Assignment
Every line in the data below that holds "EditTextPreference" should be found and copied.

╭──

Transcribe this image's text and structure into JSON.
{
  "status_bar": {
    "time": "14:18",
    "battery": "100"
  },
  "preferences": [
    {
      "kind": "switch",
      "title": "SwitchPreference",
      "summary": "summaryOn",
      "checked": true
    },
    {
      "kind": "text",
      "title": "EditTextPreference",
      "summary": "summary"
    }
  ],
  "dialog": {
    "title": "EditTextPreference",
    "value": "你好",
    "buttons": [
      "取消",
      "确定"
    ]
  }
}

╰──

Solution to this exercise
      "title": "EditTextPreference",
    "title": "EditTextPreference",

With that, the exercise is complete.